TASK TO COMPLETE: When a line in the data below includes "thumbnail", count it; then give only the total.

THE RECORDS:
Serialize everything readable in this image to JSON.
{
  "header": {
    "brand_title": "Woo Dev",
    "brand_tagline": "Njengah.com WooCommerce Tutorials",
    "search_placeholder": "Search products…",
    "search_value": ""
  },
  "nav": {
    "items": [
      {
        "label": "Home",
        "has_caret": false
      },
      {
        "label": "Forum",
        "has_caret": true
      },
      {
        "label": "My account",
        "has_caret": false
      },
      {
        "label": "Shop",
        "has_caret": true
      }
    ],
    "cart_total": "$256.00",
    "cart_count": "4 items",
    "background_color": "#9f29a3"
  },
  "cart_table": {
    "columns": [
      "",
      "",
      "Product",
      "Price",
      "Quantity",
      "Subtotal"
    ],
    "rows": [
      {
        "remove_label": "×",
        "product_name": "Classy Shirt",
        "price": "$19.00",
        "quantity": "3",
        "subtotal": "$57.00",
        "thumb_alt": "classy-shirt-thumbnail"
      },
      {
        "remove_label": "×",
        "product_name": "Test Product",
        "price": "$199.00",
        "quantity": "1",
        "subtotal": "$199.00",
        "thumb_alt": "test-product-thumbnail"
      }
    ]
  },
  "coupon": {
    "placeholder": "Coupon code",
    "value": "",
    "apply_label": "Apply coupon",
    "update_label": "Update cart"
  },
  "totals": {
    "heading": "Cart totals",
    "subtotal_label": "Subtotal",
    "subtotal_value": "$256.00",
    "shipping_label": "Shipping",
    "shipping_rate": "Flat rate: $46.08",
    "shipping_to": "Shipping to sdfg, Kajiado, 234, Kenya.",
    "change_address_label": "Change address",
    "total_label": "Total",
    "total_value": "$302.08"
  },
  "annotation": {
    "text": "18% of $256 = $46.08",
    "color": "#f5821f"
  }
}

WRITTEN ANSWER: 2